salt solution sinks into the paper and produces a flat, muddy, really ugly
print. I highly recommend using your Platine as a comparison right away.
I also find that salt is one process I cannot use tungsten light with--I do
it in the darkroom, because it is very easily fogged.
I also find that the tonal range is sooo long (called "poor man's platinum")
that you do need a negative that is suitable to platinum printing.
I also find that it is crucial to rinse well before fixing in that first
water bath or else you'll also get that ukky flat fogged look.
There--my 4 cents.
----- Original Message -----
From: "Ross Chambers" <email@example.com>
Sent: Thursday, August 09, 2007 2:06 AM
Subject: Shooting long range negs?
I'm trying to achieve salted prints from 5x7 camera negatives.
I'm a little hampered by regular lack of access to a densitometer
(occasional access is not impossible -- I just don't want to strain the
friendship until I feel more confident of results) so I'm eyeballing them
best I can using the step wedge on the light box comparison method.
I would appreciate recommendations on the filmstocks / developers that I
have available (I've used Fomapan 200 and Kodak 320TXP; Xtol and D76 thus
far with results which printed OK on Ilford MG IV VC at grades 2 - 0, but
are still flat, but not totally hopeless, on salted paper).
I'm paying regard to John Barnier's recommendation to extend processing
I have also Arista Ultra Edu 100 and APHS Litho (Jim Galli's evil
neither of which I have tried.
My developers option is D76, Xtol, HC110, Rodinal and a bunch of raw
I haven't tried my preciously hoarded Arches Platine yet, I'm using some
cheap Canson 100 and realise that this could contribute to the short

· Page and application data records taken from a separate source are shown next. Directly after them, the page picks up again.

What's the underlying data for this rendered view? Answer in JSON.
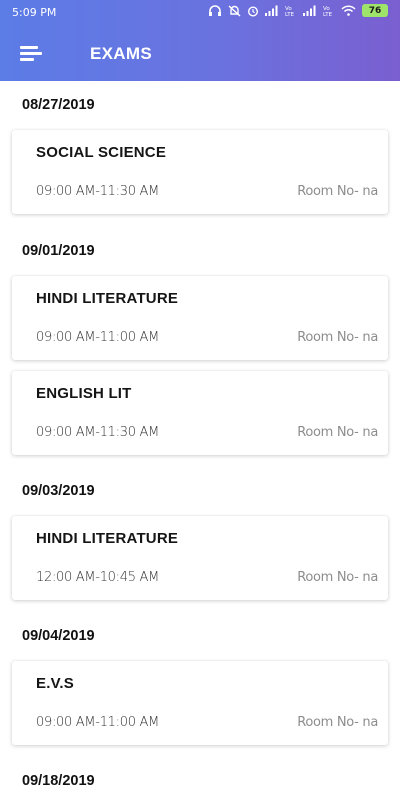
{
  "status_bar": {
    "time": "5:09 PM",
    "battery": "76"
  },
  "header": {
    "title": "EXAMS"
  },
  "groups": [
    {
      "date": "08/27/2019",
      "exams": [
        {
          "subject": "SOCIAL SCIENCE",
          "time": "09:00 AM-11:30 AM",
          "room": "Room No- na"
        }
      ]
    },
    {
      "date": "09/01/2019",
      "exams": [
        {
          "subject": "HINDI LITERATURE",
          "time": "09:00 AM-11:00 AM",
          "room": "Room No- na"
        },
        {
          "subject": "ENGLISH LIT",
          "time": "09:00 AM-11:30 AM",
          "room": "Room No- na"
        }
      ]
    },
    {
      "date": "09/03/2019",
      "exams": [
        {
          "subject": "HINDI LITERATURE",
          "time": "12:00 AM-10:45 AM",
          "room": "Room No- na"
        }
      ]
    },
    {
      "date": "09/04/2019",
      "exams": [
        {
          "subject": "E.V.S",
          "time": "09:00 AM-11:00 AM",
          "room": "Room No- na"
        }
      ]
    },
    {
      "date": "09/18/2019",
      "exams": []
    }
  ]
}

What would any of you successful salt printers grab off my shelf to set
for a printable negative?
Thanks - Ross
New South Wales